Australia’s Caboolture magazine reports on findings that add further weight to the importance of educating our kids in physical literacy.
A recent study conducted by the University of the Sunshine Coast, in Queensland, Australia, found a direct connection between a child’s basic movement skills and their activity level.
Over 1,000 kids from Grades 1 to 8 were screened on their physical literacy by performing seven core movement competencies – squat, lunge, push, pull, hinge, brace, and rotate. The research showed that children who performed these movements well tended to be more active generally, whether through games or lunchtime play or more focused sport and fitness activities.
The flip side of this finding is that if a child doesn’t move well or feel physically capable, they won’t choose to put themselves into active situations and this pattern of avoidance will follow them into adulthood.
USC’s, Dr. Mark McKean points out how many modern health problems, such as obesity, could be treated by increased movement.

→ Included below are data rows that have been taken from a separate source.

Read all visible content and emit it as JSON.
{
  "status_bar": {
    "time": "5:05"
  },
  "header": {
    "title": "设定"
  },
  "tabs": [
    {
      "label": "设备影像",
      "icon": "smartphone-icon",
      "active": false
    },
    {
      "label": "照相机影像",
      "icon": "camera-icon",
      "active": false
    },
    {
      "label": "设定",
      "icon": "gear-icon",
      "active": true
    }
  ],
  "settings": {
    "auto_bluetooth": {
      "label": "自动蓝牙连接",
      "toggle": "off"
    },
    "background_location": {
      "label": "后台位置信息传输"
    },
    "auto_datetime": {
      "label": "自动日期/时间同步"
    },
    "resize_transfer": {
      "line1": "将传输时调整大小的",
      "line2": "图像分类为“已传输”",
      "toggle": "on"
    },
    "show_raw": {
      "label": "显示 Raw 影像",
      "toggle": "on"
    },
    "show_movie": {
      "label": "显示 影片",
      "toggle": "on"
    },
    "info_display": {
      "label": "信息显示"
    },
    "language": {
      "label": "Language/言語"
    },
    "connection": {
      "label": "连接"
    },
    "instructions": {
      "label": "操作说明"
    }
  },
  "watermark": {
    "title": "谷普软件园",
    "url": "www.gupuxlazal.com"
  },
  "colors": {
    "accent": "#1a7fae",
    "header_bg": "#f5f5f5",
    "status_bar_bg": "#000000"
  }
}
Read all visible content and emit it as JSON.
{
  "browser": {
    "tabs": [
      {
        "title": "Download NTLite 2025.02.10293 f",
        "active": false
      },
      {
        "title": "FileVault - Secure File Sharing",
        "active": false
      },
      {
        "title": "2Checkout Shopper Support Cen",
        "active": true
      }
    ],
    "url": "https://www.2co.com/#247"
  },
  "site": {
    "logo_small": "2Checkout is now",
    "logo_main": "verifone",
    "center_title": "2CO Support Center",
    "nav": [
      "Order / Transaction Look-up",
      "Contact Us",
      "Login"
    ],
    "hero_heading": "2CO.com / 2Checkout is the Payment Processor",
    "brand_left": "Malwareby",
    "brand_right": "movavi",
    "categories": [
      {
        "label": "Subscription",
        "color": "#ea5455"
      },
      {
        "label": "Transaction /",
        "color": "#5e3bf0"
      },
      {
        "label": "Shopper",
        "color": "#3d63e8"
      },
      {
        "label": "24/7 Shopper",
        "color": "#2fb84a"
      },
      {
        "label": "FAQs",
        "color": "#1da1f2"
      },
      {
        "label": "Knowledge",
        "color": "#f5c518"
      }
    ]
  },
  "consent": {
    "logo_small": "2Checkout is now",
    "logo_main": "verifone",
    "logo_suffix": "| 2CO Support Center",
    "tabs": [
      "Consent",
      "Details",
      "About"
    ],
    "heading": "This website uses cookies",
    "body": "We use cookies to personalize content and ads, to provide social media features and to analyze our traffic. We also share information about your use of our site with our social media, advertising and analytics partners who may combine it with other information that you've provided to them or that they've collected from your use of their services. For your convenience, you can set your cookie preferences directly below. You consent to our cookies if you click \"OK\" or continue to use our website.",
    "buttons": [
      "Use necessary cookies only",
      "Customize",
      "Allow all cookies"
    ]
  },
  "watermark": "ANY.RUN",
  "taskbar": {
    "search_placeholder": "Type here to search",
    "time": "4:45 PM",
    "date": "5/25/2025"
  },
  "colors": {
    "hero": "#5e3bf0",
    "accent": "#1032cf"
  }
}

According to Dr. McKean, physical literacy was once the norm for children, but growing technology, safety issues, and environmental restrictions prevent kids from taking a movement-based approach to daily activity and play.
Researchers hope data from the study will be used to change how PE is taught in schools.
Interested in finding out whether or not your child’s PE experience is benefiting them?
- How do I know if my child is getting a good PE experience?
- 12 characteristics of a quality physical education experience
And here are 7 activities you can do with your kids based on the basic movements in the study:
- Animal friends
- Basic striking
- Basket catch
- Bear crawl
- Kangaroo hopping
- Rolling down a hill
- Twist and shout
See how physically literate your child is using our physical literacy checklists.